As Simone began to get on his hands and knees, one officer appears to punch him in the head. Another comes from behind. The officers are seen repeatedly punching or kicking the driver while he lays on the ground.He’s later seen lead away by police.
And from another angle:
Footage of the violent apprehension prompted some concern on social media and from other law enforcement professionals, who felt the suspect made his intention to surrender clear when exiting the truck, and that he should not have been punched by responding officers.
Former Boston Police SuperintendentDaniel Linskey told Fox 25, that it "appeared the man was surrendering."
"I gotta tell you: video doesn't show everything, and there's gonna need to be an independent investigation here, but the officers are going to have to explain why they needed to use that force. Because nothing I saw on video indicated a need for force."
"Maybe they thought he reached for his waist, or there was something...there that I didn't see," he added.
Former Boston Police Commissioner Ed Davis told WBZ that the man appeared to be "complying with the officers' orders."
"Until they start to move very close to him, there doesn’t appear to be a problem,” Davis told the network, where he also works as a security analyst. “What happened in those last seconds is going to be crucial to this investigation. But clearly, this is a tough video.”

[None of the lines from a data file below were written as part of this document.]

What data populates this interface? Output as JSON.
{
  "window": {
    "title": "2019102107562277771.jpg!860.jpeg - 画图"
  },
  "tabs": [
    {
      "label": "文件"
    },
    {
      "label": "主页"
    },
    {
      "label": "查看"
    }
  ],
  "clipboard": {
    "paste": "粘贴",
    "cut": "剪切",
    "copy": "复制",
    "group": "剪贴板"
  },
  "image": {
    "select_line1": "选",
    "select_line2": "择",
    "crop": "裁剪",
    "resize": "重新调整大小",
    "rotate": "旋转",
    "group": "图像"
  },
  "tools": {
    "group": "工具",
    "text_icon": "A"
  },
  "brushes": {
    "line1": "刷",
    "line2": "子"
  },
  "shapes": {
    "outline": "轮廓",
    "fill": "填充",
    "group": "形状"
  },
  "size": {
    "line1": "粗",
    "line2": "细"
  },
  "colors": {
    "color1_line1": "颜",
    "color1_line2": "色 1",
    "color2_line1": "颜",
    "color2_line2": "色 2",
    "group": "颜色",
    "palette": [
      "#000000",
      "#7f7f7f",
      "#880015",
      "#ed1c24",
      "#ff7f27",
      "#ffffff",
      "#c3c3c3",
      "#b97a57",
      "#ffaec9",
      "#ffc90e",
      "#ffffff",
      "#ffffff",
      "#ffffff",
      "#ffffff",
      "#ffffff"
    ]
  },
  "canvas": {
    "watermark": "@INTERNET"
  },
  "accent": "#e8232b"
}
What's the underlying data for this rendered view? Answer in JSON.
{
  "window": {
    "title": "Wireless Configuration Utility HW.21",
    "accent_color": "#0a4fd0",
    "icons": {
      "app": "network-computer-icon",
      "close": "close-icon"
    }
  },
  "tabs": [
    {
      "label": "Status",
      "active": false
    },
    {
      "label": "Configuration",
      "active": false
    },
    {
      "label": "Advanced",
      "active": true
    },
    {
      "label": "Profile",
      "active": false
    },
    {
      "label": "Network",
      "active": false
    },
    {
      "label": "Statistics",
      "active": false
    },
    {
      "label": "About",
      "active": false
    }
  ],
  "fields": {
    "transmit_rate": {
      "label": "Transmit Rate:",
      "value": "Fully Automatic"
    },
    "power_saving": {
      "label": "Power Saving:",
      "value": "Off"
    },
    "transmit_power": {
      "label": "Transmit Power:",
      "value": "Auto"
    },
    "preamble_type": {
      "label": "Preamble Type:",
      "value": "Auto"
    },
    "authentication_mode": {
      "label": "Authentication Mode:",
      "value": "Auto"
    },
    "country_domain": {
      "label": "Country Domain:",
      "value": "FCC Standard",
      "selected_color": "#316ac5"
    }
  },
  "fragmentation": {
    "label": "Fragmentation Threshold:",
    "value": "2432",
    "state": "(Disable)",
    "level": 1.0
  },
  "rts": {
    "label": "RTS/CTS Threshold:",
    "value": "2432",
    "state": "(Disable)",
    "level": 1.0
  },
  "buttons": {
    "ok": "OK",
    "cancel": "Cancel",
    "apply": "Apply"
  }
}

@LiamWBZ wow 8 cops hitting an unarmed suspect who surrendered on the ground. That's the definition of a coward. They should be ashamed— Eric Breda (@ebreda75) May 11, 2016
@PetesWire glad they caught him, but why did that cop beat the shit out of him? He surrendered and was on the ground!— Ryan Sullivan (@RyanSully44) May 11, 2016
But others said that they’d withhold judgment until more official information was available — or thought Simone deserved it regardless.
@PetesWire Those punches are for the hundreds of people this piece of shit put in danger. As always, blame the cops. ??— Mid-State Nth Alerts (@MidStateAlert) May 11, 2016
@LiamWBZ no one commenting has any idea what the suspect (who by the way just caused a high speed chase) might be doing— traci bariteau (@cmbmom) May 11, 2016
@LiamWBZ he could be resisting arrest, he could have a weapon...let's wait & see— traci bariteau (@cmbmom) May 11, 2016
"The pursuit, like all pursuits that involve Massachusetts State Police, will be reviewed by the department's pursuit committee," Massachusetts State Police spokesman David Procopio told reporters in a statement. "Additionally, MSP will also review the apprehension of the suspect, to determine whether the level of force deployed during the arrest was appropriate."
New Hampshire Gov. Maggie Hassan also called for a full investigation of the chase.